╭─ Record extracts

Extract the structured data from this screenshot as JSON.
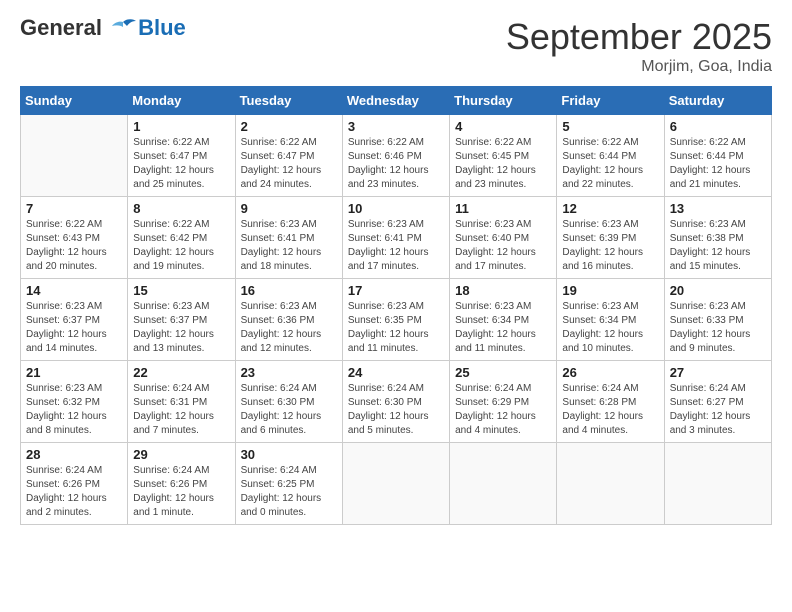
{
  "header": {
    "logo_line1": "General",
    "logo_line2": "Blue",
    "month_title": "September 2025",
    "location": "Morjim, Goa, India"
  },
  "days_of_week": [
    "Sunday",
    "Monday",
    "Tuesday",
    "Wednesday",
    "Thursday",
    "Friday",
    "Saturday"
  ],
  "weeks": [
    [
      {
        "day": "",
        "info": ""
      },
      {
        "day": "1",
        "info": "Sunrise: 6:22 AM\nSunset: 6:47 PM\nDaylight: 12 hours\nand 25 minutes."
      },
      {
        "day": "2",
        "info": "Sunrise: 6:22 AM\nSunset: 6:47 PM\nDaylight: 12 hours\nand 24 minutes."
      },
      {
        "day": "3",
        "info": "Sunrise: 6:22 AM\nSunset: 6:46 PM\nDaylight: 12 hours\nand 23 minutes."
      },
      {
        "day": "4",
        "info": "Sunrise: 6:22 AM\nSunset: 6:45 PM\nDaylight: 12 hours\nand 23 minutes."
      },
      {
        "day": "5",
        "info": "Sunrise: 6:22 AM\nSunset: 6:44 PM\nDaylight: 12 hours\nand 22 minutes."
      },
      {
        "day": "6",
        "info": "Sunrise: 6:22 AM\nSunset: 6:44 PM\nDaylight: 12 hours\nand 21 minutes."
      }
    ],
    [
      {
        "day": "7",
        "info": "Sunrise: 6:22 AM\nSunset: 6:43 PM\nDaylight: 12 hours\nand 20 minutes."
      },
      {
        "day": "8",
        "info": "Sunrise: 6:22 AM\nSunset: 6:42 PM\nDaylight: 12 hours\nand 19 minutes."
      },
      {
        "day": "9",
        "info": "Sunrise: 6:23 AM\nSunset: 6:41 PM\nDaylight: 12 hours\nand 18 minutes."
      },
      {
        "day": "10",
        "info": "Sunrise: 6:23 AM\nSunset: 6:41 PM\nDaylight: 12 hours\nand 17 minutes."
      },
      {
        "day": "11",
        "info": "Sunrise: 6:23 AM\nSunset: 6:40 PM\nDaylight: 12 hours\nand 17 minutes."
      },
      {
        "day": "12",
        "info": "Sunrise: 6:23 AM\nSunset: 6:39 PM\nDaylight: 12 hours\nand 16 minutes."
      },
      {
        "day": "13",
        "info": "Sunrise: 6:23 AM\nSunset: 6:38 PM\nDaylight: 12 hours\nand 15 minutes."
      }
    ],
    [
      {
        "day": "14",
        "info": "Sunrise: 6:23 AM\nSunset: 6:37 PM\nDaylight: 12 hours\nand 14 minutes."
      },
      {
        "day": "15",
        "info": "Sunrise: 6:23 AM\nSunset: 6:37 PM\nDaylight: 12 hours\nand 13 minutes."
      },
      {
        "day": "16",
        "info": "Sunrise: 6:23 AM\nSunset: 6:36 PM\nDaylight: 12 hours\nand 12 minutes."
      },
      {
        "day": "17",
        "info": "Sunrise: 6:23 AM\nSunset: 6:35 PM\nDaylight: 12 hours\nand 11 minutes."
      },
      {
        "day": "18",
        "info": "Sunrise: 6:23 AM\nSunset: 6:34 PM\nDaylight: 12 hours\nand 11 minutes."
      },
      {
        "day": "19",
        "info": "Sunrise: 6:23 AM\nSunset: 6:34 PM\nDaylight: 12 hours\nand 10 minutes."
      },
      {
        "day": "20",
        "info": "Sunrise: 6:23 AM\nSunset: 6:33 PM\nDaylight: 12 hours\nand 9 minutes."
      }
    ],
    [
      {
        "day": "21",
        "info": "Sunrise: 6:23 AM\nSunset: 6:32 PM\nDaylight: 12 hours\nand 8 minutes."
      },
      {
        "day": "22",
        "info": "Sunrise: 6:24 AM\nSunset: 6:31 PM\nDaylight: 12 hours\nand 7 minutes."
      },
      {
        "day": "23",
        "info": "Sunrise: 6:24 AM\nSunset: 6:30 PM\nDaylight: 12 hours\nand 6 minutes."
      },
      {
        "day": "24",
        "info": "Sunrise: 6:24 AM\nSunset: 6:30 PM\nDaylight: 12 hours\nand 5 minutes."
      },
      {
        "day": "25",
        "info": "Sunrise: 6:24 AM\nSunset: 6:29 PM\nDaylight: 12 hours\nand 4 minutes."
      },
      {
        "day": "26",
        "info": "Sunrise: 6:24 AM\nSunset: 6:28 PM\nDaylight: 12 hours\nand 4 minutes."
      },
      {
        "day": "27",
        "info": "Sunrise: 6:24 AM\nSunset: 6:27 PM\nDaylight: 12 hours\nand 3 minutes."
      }
    ],
    [
      {
        "day": "28",
        "info": "Sunrise: 6:24 AM\nSunset: 6:26 PM\nDaylight: 12 hours\nand 2 minutes."
      },
      {
        "day": "29",
        "info": "Sunrise: 6:24 AM\nSunset: 6:26 PM\nDaylight: 12 hours\nand 1 minute."
      },
      {
        "day": "30",
        "info": "Sunrise: 6:24 AM\nSunset: 6:25 PM\nDaylight: 12 hours\nand 0 minutes."
      },
      {
        "day": "",
        "info": ""
      },
      {
        "day": "",
        "info": ""
      },
      {
        "day": "",
        "info": ""
      },
      {
        "day": "",
        "info": ""
      }
    ]
  ]
}
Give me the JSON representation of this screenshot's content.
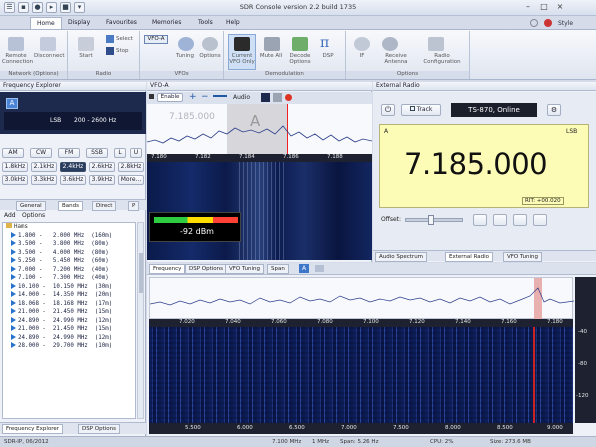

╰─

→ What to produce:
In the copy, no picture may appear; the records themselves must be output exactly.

→ Exercise solution:
Extract the structured data from this screenshot as JSON.
{
  "header": {
    "logo_line1": "General",
    "logo_line2": "Blue",
    "month_title": "September 2025",
    "location": "Morjim, Goa, India"
  },
  "days_of_week": [
    "Sunday",
    "Monday",
    "Tuesday",
    "Wednesday",
    "Thursday",
    "Friday",
    "Saturday"
  ],
  "weeks": [
    [
      {
        "day": "",
        "info": ""
      },
      {
        "day": "1",
        "info": "Sunrise: 6:22 AM\nSunset: 6:47 PM\nDaylight: 12 hours\nand 25 minutes."
      },
      {
        "day": "2",
        "info": "Sunrise: 6:22 AM\nSunset: 6:47 PM\nDaylight: 12 hours\nand 24 minutes."
      },
      {
        "day": "3",
        "info": "Sunrise: 6:22 AM\nSunset: 6:46 PM\nDaylight: 12 hours\nand 23 minutes."
      },
      {
        "day": "4",
        "info": "Sunrise: 6:22 AM\nSunset: 6:45 PM\nDaylight: 12 hours\nand 23 minutes."
      },
      {
        "day": "5",
        "info": "Sunrise: 6:22 AM\nSunset: 6:44 PM\nDaylight: 12 hours\nand 22 minutes."
      },
      {
        "day": "6",
        "info": "Sunrise: 6:22 AM\nSunset: 6:44 PM\nDaylight: 12 hours\nand 21 minutes."
      }
    ],
    [
      {
        "day": "7",
        "info": "Sunrise: 6:22 AM\nSunset: 6:43 PM\nDaylight: 12 hours\nand 20 minutes."
      },
      {
        "day": "8",
        "info": "Sunrise: 6:22 AM\nSunset: 6:42 PM\nDaylight: 12 hours\nand 19 minutes."
      },
      {
        "day": "9",
        "info": "Sunrise: 6:23 AM\nSunset: 6:41 PM\nDaylight: 12 hours\nand 18 minutes."
      },
      {
        "day": "10",
        "info": "Sunrise: 6:23 AM\nSunset: 6:41 PM\nDaylight: 12 hours\nand 17 minutes."
      },
      {
        "day": "11",
        "info": "Sunrise: 6:23 AM\nSunset: 6:40 PM\nDaylight: 12 hours\nand 17 minutes."
      },
      {
        "day": "12",
        "info": "Sunrise: 6:23 AM\nSunset: 6:39 PM\nDaylight: 12 hours\nand 16 minutes."
      },
      {
        "day": "13",
        "info": "Sunrise: 6:23 AM\nSunset: 6:38 PM\nDaylight: 12 hours\nand 15 minutes."
      }
    ],
    [
      {
        "day": "14",
        "info": "Sunrise: 6:23 AM\nSunset: 6:37 PM\nDaylight: 12 hours\nand 14 minutes."
      },
      {
        "day": "15",
        "info": "Sunrise: 6:23 AM\nSunset: 6:37 PM\nDaylight: 12 hours\nand 13 minutes."
      },
      {
        "day": "16",
        "info": "Sunrise: 6:23 AM\nSunset: 6:36 PM\nDaylight: 12 hours\nand 12 minutes."
      },
      {
        "day": "17",
        "info": "Sunrise: 6:23 AM\nSunset: 6:35 PM\nDaylight: 12 hours\nand 11 minutes."
      },
      {
        "day": "18",
        "info": "Sunrise: 6:23 AM\nSunset: 6:34 PM\nDaylight: 12 hours\nand 11 minutes."
      },
      {
        "day": "19",
        "info": "Sunrise: 6:23 AM\nSunset: 6:34 PM\nDaylight: 12 hours\nand 10 minutes."
      },
      {
        "day": "20",
        "info": "Sunrise: 6:23 AM\nSunset: 6:33 PM\nDaylight: 12 hours\nand 9 minutes."
      }
    ],
    [
      {
        "day": "21",
        "info": "Sunrise: 6:23 AM\nSunset: 6:32 PM\nDaylight: 12 hours\nand 8 minutes."
      },
      {
        "day": "22",
        "info": "Sunrise: 6:24 AM\nSunset: 6:31 PM\nDaylight: 12 hours\nand 7 minutes."
      },
      {
        "day": "23",
        "info": "Sunrise: 6:24 AM\nSunset: 6:30 PM\nDaylight: 12 hours\nand 6 minutes."
      },
      {
        "day": "24",
        "info": "Sunrise: 6:24 AM\nSunset: 6:30 PM\nDaylight: 12 hours\nand 5 minutes."
      },
      {
        "day": "25",
        "info": "Sunrise: 6:24 AM\nSunset: 6:29 PM\nDaylight: 12 hours\nand 4 minutes."
      },
      {
        "day": "26",
        "info": "Sunrise: 6:24 AM\nSunset: 6:28 PM\nDaylight: 12 hours\nand 4 minutes."
      },
      {
        "day": "27",
        "info": "Sunrise: 6:24 AM\nSunset: 6:27 PM\nDaylight: 12 hours\nand 3 minutes."
      }
    ],
    [
      {
        "day": "28",
        "info": "Sunrise: 6:24 AM\nSunset: 6:26 PM\nDaylight: 12 hours\nand 2 minutes."
      },
      {
        "day": "29",
        "info": "Sunrise: 6:24 AM\nSunset: 6:26 PM\nDaylight: 12 hours\nand 1 minute."
      },
      {
        "day": "30",
        "info": "Sunrise: 6:24 AM\nSunset: 6:25 PM\nDaylight: 12 hours\nand 0 minutes."
      },
      {
        "day": "",
        "info": ""
      },
      {
        "day": "",
        "info": ""
      },
      {
        "day": "",
        "info": ""
      },
      {
        "day": "",
        "info": ""
      }
    ]
  ]
}
Give me the JSON representation of this screenshot's content.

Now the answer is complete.